Exercise:
Pick each line that has "icon" out of the records.

Supplied information:
'''

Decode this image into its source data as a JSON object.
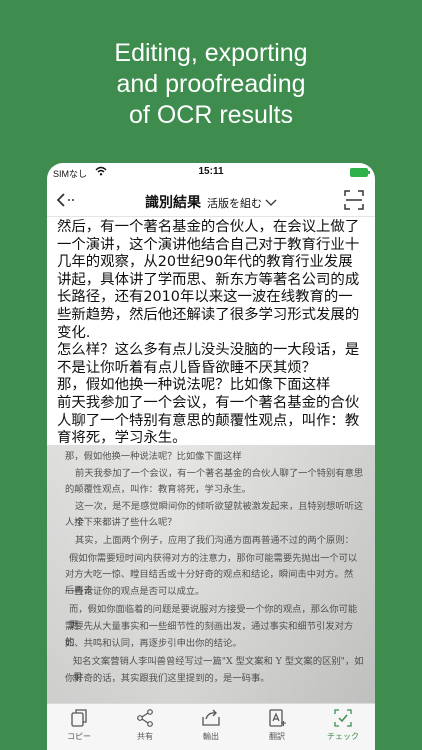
{
  "headline": {
    "line1": "Editing, exporting",
    "line2": "and proofreading",
    "line3": "of OCR results"
  },
  "status_bar": {
    "carrier": "SIMなし",
    "time": "15:11"
  },
  "nav": {
    "title": "識別結果",
    "layout_label": "活版を組む",
    "layout_chevron": "chevron-down-icon"
  },
  "ocr_text": "然后，有一个著名基金的合伙人，在会议上做了一个演讲，这个演讲他结合自己对于教育行业十几年的观察，从20世纪90年代的教育行业发展讲起，具体讲了学而思、新东方等著名公司的成长路径，还有2010年以来这一波在线教育的一些新趋势，然后他还解读了很多学习形式发展的变化.\n怎么样？这么多有点儿没头没脑的一大段话，是不是让你听着有点儿昏昏欲睡不厌其烦？\n那，假如他换一种说法呢？比如像下面这样\n前天我参加了一个会议，有一个著名基金的合伙人聊了一个特别有意思的颠覆性观点，叫作：教育将死，学习永生。\n这一次，是不是感觉瞬间你的倾听欲望就被激发起来，且特别想听听这个人接下来都讲了些什么",
  "photo": {
    "lines": [
      "那，假如他换一种说法呢？比如像下面这样",
      "前天我参加了一个会议，有一个著名基金的合伙人聊了一个特别有意思",
      "的颠覆性观点，叫作：教育将死，学习永生。",
      "这一次，是不是感觉瞬间你的倾听欲望就被激发起来，且特别想听听这个",
      "人接下来都讲了些什么呢？",
      "其实，上面两个例子，应用了我们沟通方面再普通不过的两个原则：",
      "假如你需要短时间内获得对方的注意力，那你可能需要先抛出一个可以",
      "对方大吃一惊、瞠目结舌或十分好奇的观点和结论，瞬间击中对方。然后再去",
      "一些论证你的观点是否可以成立。",
      "而，假如你面临着的问题是要说服对方接受一个你的观点，那么你可能更",
      "需要先从大量事实和一些细节性的刻画出发，通过事实和细节引发对方的",
      "如、共鸣和认同，再逐步引申出你的结论。",
      "知名文案营销人李叫兽曾经写过一篇\"X 型文案和 Y 型文案的区别\"，如果",
      "你好奇的话，其实跟我们这里提到的，是一码事。"
    ]
  },
  "toolbar": {
    "items": [
      {
        "label": "コピー",
        "icon": "copy-icon"
      },
      {
        "label": "共有",
        "icon": "share-icon"
      },
      {
        "label": "輸出",
        "icon": "export-icon"
      },
      {
        "label": "翻訳",
        "icon": "translate-icon"
      },
      {
        "label": "チェック",
        "icon": "check-icon"
      }
    ],
    "active_color": "#3e8d4f"
  },
  "colors": {
    "background": "#3e8d4f",
    "battery": "#2fb24a"
  }
}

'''

Expected answer:
    "layout_chevron": "chevron-down-icon"
        "icon": "copy-icon"
        "icon": "share-icon"
        "icon": "export-icon"
        "icon": "translate-icon"
        "icon": "check-icon"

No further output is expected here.